● How to complete this task
Search the records below for the string "Internet" and copy each line where it turns up.

● Data to process

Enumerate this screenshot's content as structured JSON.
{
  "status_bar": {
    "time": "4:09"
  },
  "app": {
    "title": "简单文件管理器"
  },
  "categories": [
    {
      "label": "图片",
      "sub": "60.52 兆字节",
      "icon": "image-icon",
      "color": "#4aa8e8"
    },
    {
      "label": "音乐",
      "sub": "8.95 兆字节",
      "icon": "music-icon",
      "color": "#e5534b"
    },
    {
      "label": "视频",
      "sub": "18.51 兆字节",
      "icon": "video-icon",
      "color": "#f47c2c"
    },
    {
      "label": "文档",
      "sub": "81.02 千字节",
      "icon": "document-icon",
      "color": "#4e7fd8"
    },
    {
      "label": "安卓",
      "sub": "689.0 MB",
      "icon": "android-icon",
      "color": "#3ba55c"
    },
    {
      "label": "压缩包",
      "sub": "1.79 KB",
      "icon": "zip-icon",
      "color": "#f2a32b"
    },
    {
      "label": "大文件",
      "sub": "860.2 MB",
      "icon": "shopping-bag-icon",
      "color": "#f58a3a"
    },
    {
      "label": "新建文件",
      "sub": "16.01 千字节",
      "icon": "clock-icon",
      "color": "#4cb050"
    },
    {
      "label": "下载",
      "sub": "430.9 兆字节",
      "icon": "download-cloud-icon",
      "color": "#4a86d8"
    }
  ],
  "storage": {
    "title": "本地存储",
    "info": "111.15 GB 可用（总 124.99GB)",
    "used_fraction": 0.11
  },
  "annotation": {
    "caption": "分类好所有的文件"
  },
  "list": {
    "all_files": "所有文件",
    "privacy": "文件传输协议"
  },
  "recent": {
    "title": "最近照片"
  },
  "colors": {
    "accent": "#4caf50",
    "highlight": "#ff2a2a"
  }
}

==

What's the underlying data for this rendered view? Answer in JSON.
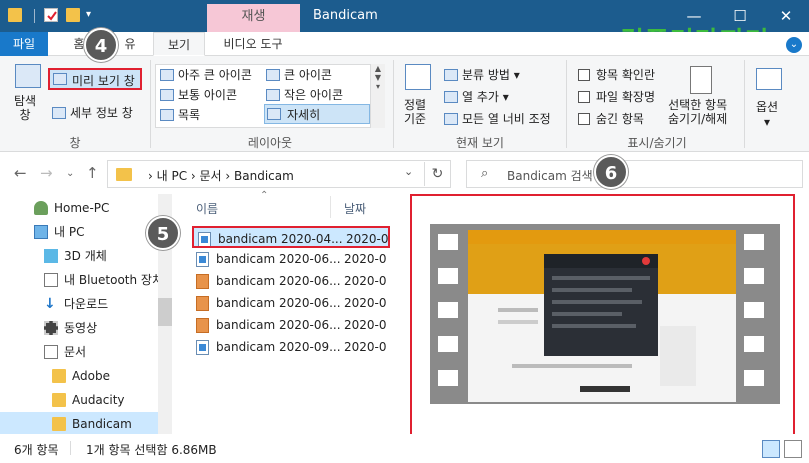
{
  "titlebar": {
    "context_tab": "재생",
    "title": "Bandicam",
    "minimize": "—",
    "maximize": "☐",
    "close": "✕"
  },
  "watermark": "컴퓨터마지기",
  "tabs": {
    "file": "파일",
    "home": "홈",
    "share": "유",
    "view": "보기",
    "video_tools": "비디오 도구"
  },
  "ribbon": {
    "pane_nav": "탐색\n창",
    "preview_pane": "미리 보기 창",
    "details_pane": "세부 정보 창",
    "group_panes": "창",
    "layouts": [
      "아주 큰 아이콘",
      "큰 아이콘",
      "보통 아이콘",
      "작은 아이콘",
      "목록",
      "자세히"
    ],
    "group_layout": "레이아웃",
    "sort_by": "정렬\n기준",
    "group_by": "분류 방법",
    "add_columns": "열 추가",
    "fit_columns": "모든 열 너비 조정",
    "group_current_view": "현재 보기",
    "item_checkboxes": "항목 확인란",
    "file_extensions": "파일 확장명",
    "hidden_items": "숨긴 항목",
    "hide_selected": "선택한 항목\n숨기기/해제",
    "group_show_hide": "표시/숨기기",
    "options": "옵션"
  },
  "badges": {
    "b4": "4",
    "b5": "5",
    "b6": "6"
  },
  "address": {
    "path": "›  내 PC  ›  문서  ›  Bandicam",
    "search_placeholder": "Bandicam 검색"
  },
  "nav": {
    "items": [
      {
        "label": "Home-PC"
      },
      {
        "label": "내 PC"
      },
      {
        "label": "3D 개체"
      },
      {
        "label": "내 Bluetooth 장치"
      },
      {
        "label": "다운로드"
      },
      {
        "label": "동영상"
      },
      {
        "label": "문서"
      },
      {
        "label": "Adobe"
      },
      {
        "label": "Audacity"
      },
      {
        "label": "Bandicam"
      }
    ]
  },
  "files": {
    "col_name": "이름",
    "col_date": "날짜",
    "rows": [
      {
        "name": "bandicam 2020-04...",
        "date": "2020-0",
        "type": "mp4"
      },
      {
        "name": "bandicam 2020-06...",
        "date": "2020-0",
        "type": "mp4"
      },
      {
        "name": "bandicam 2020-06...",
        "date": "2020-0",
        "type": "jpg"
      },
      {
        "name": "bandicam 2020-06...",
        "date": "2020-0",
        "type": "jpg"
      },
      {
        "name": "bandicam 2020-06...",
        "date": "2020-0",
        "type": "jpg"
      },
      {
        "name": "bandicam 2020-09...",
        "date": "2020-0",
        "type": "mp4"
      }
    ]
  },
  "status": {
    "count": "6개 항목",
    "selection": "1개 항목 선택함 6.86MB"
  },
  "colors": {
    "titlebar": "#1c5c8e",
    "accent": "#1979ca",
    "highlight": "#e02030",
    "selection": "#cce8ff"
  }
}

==

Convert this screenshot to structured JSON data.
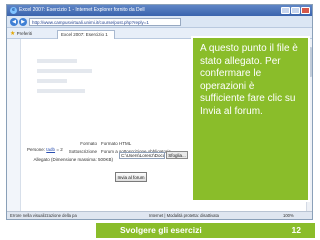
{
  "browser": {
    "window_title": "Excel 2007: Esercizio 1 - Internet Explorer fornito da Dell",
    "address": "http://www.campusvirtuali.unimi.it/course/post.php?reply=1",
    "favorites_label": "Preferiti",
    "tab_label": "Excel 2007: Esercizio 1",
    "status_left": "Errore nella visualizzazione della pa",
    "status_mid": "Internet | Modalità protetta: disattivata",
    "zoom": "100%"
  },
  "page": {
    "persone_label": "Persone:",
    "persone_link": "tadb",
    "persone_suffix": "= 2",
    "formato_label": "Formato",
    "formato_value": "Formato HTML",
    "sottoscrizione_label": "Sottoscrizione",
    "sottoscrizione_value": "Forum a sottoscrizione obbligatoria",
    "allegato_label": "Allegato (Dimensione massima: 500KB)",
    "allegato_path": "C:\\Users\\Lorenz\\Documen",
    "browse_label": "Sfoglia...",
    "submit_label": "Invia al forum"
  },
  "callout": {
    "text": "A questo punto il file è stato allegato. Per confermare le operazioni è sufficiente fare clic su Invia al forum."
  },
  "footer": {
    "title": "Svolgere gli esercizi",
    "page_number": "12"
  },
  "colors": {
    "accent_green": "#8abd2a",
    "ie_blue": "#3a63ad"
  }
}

● Written answer
    "window_title": "Excel 2007: Esercizio 1 - Internet Explorer fornito da Dell",
    "status_mid": "Internet | Modalità protetta: disattivata",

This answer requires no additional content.